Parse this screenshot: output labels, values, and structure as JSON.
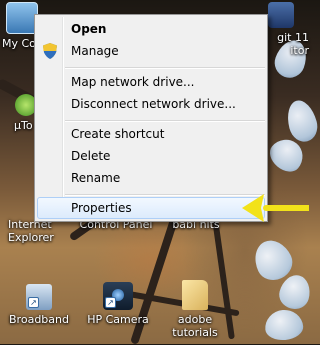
{
  "desktop": {
    "icons": [
      {
        "label": "My Co",
        "icon": "computer-icon"
      },
      {
        "label": "git 11\nitor",
        "icon": "editor-icon"
      },
      {
        "label": "µTo",
        "icon": "utorrent-icon"
      },
      {
        "label": "Internet\nExplorer",
        "icon": "internet-explorer-icon"
      },
      {
        "label": "Control Panel",
        "icon": "control-panel-icon"
      },
      {
        "label": "babi hits",
        "icon": "folder-icon"
      },
      {
        "label": "Broadband",
        "icon": "broadband-icon"
      },
      {
        "label": "HP Camera",
        "icon": "camera-icon"
      },
      {
        "label": "adobe\ntutorials",
        "icon": "folder-icon"
      }
    ]
  },
  "context_menu": {
    "items": [
      {
        "label": "Open",
        "bold": true
      },
      {
        "label": "Manage",
        "icon": "uac-shield-icon"
      },
      {
        "label": "Map network drive..."
      },
      {
        "label": "Disconnect network drive..."
      },
      {
        "label": "Create shortcut"
      },
      {
        "label": "Delete"
      },
      {
        "label": "Rename"
      },
      {
        "label": "Properties",
        "highlighted": true
      }
    ]
  },
  "annotation": {
    "type": "arrow",
    "color": "#f2e21a",
    "points_to": "Properties"
  },
  "colors": {
    "menu_bg": "#f0f0f0",
    "highlight": "#dcebfc",
    "arrow": "#f2e21a"
  }
}
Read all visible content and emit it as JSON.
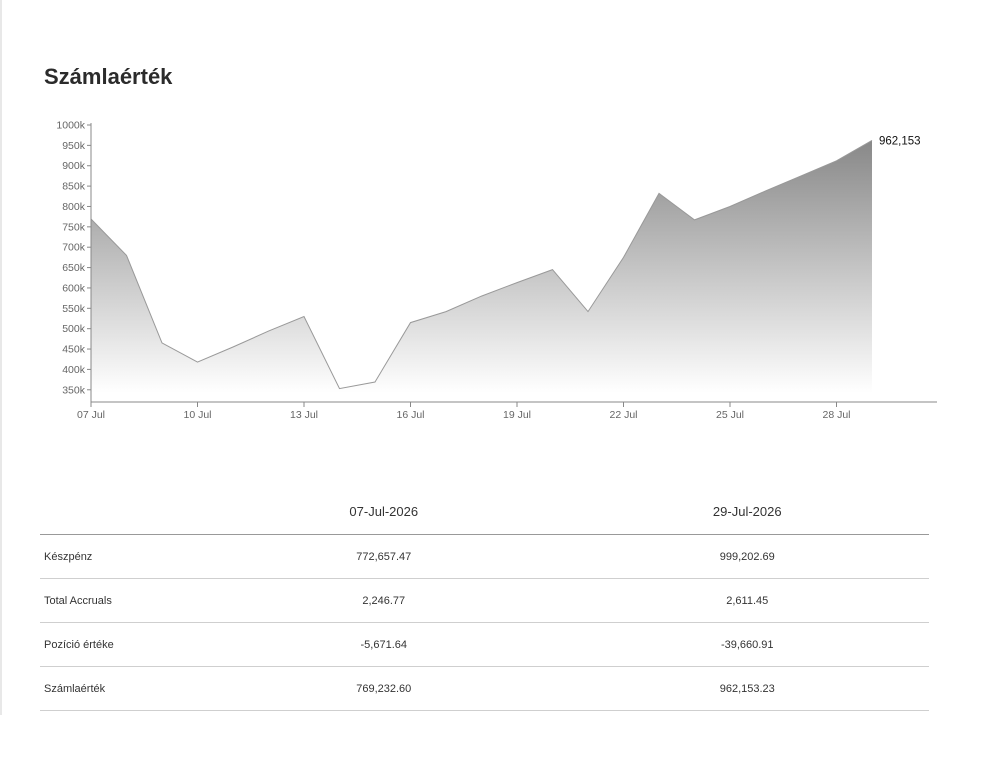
{
  "page": {
    "title": "Számlaérték"
  },
  "chart_data": {
    "type": "area",
    "title": "",
    "xlabel": "",
    "ylabel": "",
    "x_start_label": "07 Jul",
    "x_ticks": [
      "07 Jul",
      "10 Jul",
      "13 Jul",
      "16 Jul",
      "19 Jul",
      "22 Jul",
      "25 Jul",
      "28 Jul"
    ],
    "y_ticks": [
      "1000k",
      "950k",
      "900k",
      "850k",
      "800k",
      "750k",
      "700k",
      "650k",
      "600k",
      "550k",
      "500k",
      "450k",
      "400k",
      "350k"
    ],
    "ylim": [
      320000,
      1000000
    ],
    "xlim": [
      "07 Jul",
      "31 Jul"
    ],
    "grid": false,
    "colors": {
      "fill_top": "#888888",
      "fill_bottom": "#ffffff",
      "line": "#999999"
    },
    "series": [
      {
        "x": [
          "07 Jul",
          "08 Jul",
          "09 Jul",
          "10 Jul",
          "11 Jul",
          "12 Jul",
          "13 Jul",
          "14 Jul",
          "15 Jul",
          "16 Jul",
          "17 Jul",
          "18 Jul",
          "19 Jul",
          "20 Jul",
          "21 Jul",
          "22 Jul",
          "23 Jul",
          "24 Jul",
          "25 Jul",
          "26 Jul",
          "27 Jul",
          "28 Jul",
          "29 Jul"
        ],
        "values": [
          769233,
          680000,
          465000,
          418000,
          455000,
          494000,
          530000,
          353000,
          369000,
          515000,
          542000,
          580000,
          613000,
          645000,
          542000,
          675000,
          832000,
          767000,
          800000,
          838000,
          875000,
          912000,
          962153
        ]
      }
    ],
    "annotations": [
      {
        "x": "29 Jul",
        "y": 962153,
        "label": "962,153"
      }
    ]
  },
  "table": {
    "headers": [
      "",
      "07-Jul-2026",
      "29-Jul-2026"
    ],
    "rows": [
      {
        "label": "Készpénz",
        "start": "772,657.47",
        "end": "999,202.69"
      },
      {
        "label": "Total Accruals",
        "start": "2,246.77",
        "end": "2,611.45"
      },
      {
        "label": "Pozíció értéke",
        "start": "-5,671.64",
        "end": "-39,660.91"
      },
      {
        "label": "Számlaérték",
        "start": "769,232.60",
        "end": "962,153.23"
      }
    ]
  }
}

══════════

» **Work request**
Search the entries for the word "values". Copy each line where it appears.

» **The answer**
Parse this screenshot: output labels, values, and structure as JSON.
        "values": [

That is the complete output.